Most people think that a casual exposure to sun or diet is enough to fulfil their daily vitamin D needs. That’s not true. In today’s modern, indoor and urban world, optimizing your relationship with the sunlight is essential – too much of it is harmful and too little can make you pallid and unhealthy. While vitamin D is necessary for healthy bones and muscles, there has been good epidemiologic evidence between increased vitamin D uptake and decreased risks of many autoimmune diseases such as lupus, multiple sclerosis (MS), psoriasis, and rheumatoid arthritis (RA).
Role of Vitamin D in autoimmune diseases
People with lupus, an autoimmune disease that leads to organ damage, have significantly lower vitamin D levels. It is also more common among people with a high melanin (body’s natural sunscreen) concentration in the skin.
People who live at higher latitudes are more likely to have MS than people who are born below 35°N latitude and lived at or below that latitude for the first 10 years of their lives. This is attributable to a decrease in UVB (the ultraviolet light necessary to make vitamin D) exposure. It was observed that increases in vitamin D intake were related to decreases in MS incidents.
Vitamin D, when applied as an ointment has reduced the effects of psoriasis, an autoimmune skin disease.
In RA, activity level, weather, and joint pain have been associated with vitamin D levels.
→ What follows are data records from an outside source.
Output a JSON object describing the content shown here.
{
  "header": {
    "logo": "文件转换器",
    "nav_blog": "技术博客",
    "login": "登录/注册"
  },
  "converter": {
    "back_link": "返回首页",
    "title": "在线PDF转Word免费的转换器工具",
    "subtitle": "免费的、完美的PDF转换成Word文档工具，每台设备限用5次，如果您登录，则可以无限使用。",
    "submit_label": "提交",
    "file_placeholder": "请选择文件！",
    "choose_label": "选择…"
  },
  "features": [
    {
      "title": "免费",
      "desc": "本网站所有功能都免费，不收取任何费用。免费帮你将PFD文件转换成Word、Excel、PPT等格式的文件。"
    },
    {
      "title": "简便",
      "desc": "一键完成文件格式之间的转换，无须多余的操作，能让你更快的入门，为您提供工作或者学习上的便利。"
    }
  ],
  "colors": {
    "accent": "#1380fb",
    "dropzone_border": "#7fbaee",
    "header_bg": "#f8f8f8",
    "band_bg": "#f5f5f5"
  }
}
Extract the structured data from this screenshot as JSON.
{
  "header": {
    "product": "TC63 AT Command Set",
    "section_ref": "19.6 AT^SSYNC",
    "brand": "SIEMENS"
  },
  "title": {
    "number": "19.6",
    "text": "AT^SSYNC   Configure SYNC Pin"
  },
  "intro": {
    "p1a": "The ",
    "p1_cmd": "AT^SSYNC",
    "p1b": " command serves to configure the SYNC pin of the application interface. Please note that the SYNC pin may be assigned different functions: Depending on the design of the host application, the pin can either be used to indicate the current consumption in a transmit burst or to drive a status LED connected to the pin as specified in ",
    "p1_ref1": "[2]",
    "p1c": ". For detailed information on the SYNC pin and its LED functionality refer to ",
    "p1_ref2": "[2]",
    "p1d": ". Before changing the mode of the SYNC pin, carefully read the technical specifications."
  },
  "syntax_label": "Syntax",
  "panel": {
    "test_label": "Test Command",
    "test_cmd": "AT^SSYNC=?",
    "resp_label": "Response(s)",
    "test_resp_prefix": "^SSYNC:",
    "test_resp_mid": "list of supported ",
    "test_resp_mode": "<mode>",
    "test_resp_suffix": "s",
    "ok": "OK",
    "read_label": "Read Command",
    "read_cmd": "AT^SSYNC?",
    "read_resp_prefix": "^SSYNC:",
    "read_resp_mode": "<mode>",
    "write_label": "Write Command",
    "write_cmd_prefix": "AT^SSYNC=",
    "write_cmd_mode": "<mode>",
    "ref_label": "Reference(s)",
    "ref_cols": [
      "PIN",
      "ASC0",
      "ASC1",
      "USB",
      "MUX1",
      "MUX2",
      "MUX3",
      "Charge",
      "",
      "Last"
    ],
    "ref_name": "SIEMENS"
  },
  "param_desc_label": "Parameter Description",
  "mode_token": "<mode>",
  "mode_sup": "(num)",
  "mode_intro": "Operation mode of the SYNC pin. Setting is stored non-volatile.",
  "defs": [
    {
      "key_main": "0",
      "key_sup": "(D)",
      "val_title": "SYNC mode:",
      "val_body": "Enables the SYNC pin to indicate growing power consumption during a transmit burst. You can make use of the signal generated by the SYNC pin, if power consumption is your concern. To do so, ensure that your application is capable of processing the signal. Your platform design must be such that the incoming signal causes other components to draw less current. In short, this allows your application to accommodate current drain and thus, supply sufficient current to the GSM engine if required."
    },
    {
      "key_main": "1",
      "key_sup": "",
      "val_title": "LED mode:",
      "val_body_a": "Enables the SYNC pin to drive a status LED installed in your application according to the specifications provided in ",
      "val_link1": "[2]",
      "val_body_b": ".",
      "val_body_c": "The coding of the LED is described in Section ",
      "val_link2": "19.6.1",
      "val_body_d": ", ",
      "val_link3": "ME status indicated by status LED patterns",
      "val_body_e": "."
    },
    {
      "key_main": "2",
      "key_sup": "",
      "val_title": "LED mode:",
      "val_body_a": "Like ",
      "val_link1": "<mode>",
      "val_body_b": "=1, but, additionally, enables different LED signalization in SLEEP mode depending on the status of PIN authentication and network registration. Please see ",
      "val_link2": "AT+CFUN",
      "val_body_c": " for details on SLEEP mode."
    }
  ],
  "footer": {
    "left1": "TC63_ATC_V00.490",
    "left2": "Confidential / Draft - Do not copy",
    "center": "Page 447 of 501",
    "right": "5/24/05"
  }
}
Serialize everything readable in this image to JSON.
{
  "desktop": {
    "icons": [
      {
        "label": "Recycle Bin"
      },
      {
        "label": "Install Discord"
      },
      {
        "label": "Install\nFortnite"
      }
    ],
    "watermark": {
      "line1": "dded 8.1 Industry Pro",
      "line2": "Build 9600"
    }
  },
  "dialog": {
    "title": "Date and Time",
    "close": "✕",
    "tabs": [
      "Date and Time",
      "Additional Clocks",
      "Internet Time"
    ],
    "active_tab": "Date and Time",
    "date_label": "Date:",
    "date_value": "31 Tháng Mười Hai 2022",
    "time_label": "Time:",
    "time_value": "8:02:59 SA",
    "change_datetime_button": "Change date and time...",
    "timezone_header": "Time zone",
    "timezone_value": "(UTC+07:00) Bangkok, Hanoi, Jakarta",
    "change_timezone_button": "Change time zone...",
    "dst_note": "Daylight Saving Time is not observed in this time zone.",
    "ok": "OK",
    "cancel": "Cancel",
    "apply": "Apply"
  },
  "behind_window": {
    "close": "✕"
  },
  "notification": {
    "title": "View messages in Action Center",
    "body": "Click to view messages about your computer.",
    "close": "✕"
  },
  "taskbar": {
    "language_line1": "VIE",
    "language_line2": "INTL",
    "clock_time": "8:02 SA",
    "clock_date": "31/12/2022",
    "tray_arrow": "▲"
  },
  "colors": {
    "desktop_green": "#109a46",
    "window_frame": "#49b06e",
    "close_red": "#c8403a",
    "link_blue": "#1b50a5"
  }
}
The Iowa Women’s Health Study showed that women who took vitamin D supplements were less likely to develop RA.
Low levels of UV rays in winter, and thus low levels of vitamin D synthesis by your skin, are unable to inactivate the environmental viruses making you more susceptible to infections like flu.
Sources of Vitamin D
Very few foods naturally contain vitamin D, and only a few foods are fortified with it. Natural sources are cod liver oil, fortified milk and cereal products, sun-dried or irradiated mushrooms (mushrooms naturally contain some vitamin D and when exposed to sunlight, the amounts increase substantially), oily fish such as salmon, tuna, sardine, mackerel, and whole egg. Potential overdosing can occur with supplementation as opposed to over sun exposure.
There is no “one size fits all” to individual vitamin D levels. How much you need depends on your
- Age: A 70-year old makes less vitamin D than a 20-year-old.
- Geographic latitude: Above 37° there is marked decreases in the UVB light and D synthesis. Below 37° and closer to the equator, more synthesis occurs in the skin throughout the year.
- Skin coloration: People with high melanin pigmentation require longer exposures to sunlight to make the same amount of vitamin D, compared with light-skinned people.
- Season of the year: In winter, through the months of November to February, D synthesis is low compared to summer.
The latitude of San Francisco County is a little over 37°; hence it is essential for people living here (and everywhere) to have an outdoor lifestyle, and actively seek sunlight as a nutrient. If you don’t do that, you could be living right on the equator and still be D deficient!